By effectively tying Mr. Romney in Iowa, Mr. Santorum, a former senator from Pennsylvania, has persuaded some influential evangelicals to give him another look. But others argue that only Newt Gingrich — who, like Mr. Santorum, is a conservative Roman Catholic — has the campaign resources and intellectual heft to win. A few still think that Gov. Rick Perry of Texas, who is not actively campaigning in New Hampshire but plans to contest the primary in South Carolina on Jan. 21, should stick around in case the other two burn out. Both Mr. Perry and Mr. Santorum are headed to South Carolina on Sunday…

“It’s way too early to panic,” said David Barton, a Christian author and political strategist who has been a consultant to several candidates. “If leaders did endorse one candidate, I think they’d wind up being ignored by their followers.”…

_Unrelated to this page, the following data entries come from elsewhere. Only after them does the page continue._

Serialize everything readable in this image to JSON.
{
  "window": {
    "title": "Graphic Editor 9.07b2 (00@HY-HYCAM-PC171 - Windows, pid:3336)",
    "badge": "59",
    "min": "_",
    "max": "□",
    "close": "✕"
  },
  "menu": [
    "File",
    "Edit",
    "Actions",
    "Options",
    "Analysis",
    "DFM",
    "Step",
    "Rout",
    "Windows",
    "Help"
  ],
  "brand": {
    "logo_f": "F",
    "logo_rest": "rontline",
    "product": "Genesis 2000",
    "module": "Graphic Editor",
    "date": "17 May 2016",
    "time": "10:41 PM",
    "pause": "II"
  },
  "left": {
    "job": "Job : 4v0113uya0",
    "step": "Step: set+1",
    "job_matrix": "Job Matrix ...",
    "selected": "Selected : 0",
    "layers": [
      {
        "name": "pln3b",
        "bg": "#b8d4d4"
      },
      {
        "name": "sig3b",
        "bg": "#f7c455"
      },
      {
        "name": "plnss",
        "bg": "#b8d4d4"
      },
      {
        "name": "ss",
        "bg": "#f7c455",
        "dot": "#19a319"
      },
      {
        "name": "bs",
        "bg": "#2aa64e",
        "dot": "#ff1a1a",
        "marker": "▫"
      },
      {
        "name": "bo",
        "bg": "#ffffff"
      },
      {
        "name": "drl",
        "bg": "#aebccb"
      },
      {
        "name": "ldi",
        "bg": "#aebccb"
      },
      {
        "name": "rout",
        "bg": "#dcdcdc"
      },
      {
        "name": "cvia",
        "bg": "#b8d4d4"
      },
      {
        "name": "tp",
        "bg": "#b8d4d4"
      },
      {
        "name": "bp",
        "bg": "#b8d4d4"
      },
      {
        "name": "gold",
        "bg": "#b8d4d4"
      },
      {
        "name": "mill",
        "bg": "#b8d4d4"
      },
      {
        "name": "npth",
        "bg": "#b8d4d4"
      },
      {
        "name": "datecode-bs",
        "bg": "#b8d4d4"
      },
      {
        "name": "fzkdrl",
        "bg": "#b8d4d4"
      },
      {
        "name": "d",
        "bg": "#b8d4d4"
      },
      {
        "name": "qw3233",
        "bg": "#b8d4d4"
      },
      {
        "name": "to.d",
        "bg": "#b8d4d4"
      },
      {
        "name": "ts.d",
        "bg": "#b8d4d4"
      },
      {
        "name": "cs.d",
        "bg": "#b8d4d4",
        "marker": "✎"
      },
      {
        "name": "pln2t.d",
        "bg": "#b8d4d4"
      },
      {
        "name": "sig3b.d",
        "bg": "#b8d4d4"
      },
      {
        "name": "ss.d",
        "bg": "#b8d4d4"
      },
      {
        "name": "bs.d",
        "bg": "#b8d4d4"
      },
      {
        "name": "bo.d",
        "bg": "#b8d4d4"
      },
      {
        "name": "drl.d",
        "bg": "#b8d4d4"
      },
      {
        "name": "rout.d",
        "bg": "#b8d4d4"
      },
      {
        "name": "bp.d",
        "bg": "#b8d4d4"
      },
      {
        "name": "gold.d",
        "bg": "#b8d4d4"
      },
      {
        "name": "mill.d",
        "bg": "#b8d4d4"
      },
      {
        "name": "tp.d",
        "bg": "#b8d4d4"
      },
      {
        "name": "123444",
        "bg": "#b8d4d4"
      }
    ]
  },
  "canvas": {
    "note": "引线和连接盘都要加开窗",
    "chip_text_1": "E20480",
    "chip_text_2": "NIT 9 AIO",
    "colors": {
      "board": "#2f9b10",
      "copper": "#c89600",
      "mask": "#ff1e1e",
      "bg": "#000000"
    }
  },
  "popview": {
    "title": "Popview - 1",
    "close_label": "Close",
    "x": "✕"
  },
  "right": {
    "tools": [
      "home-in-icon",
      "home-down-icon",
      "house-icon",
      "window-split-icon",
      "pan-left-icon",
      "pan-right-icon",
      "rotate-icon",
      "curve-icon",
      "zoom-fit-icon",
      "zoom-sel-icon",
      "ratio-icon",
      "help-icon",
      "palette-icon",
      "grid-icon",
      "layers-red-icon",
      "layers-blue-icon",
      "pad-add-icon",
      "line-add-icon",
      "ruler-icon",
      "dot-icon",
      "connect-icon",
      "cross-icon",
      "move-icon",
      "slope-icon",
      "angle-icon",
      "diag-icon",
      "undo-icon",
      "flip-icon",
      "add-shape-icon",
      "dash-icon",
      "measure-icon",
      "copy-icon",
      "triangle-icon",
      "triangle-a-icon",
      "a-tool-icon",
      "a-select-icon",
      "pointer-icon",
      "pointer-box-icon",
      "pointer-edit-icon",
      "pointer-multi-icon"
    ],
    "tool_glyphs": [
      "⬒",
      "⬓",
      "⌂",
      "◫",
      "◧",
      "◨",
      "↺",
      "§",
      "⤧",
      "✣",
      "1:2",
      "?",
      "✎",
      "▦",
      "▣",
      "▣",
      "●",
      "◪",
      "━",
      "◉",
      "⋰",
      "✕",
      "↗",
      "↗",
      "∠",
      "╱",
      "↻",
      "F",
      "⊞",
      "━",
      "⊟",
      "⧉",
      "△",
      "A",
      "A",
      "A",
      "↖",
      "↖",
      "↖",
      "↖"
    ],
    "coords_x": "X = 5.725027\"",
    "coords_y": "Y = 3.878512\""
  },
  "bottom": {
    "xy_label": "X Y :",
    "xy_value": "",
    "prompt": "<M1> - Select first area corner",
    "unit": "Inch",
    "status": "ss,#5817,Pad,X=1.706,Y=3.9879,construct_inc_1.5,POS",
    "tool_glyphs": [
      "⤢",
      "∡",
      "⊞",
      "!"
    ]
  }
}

Even after the Florida primary on Jan. 31, it should be “arithmetically possible” for one of the more conservative candidates to wrest the nomination from Mr. Romney, said Ralph Reed, the chairman of the Faith and Freedom Coalition. But three stiff conditions would have to be met, he said: a largely unified social conservative vote, adequate financing for primaries that in some states require $2 million per week for television advertisements, and decent local campaign infrastructures.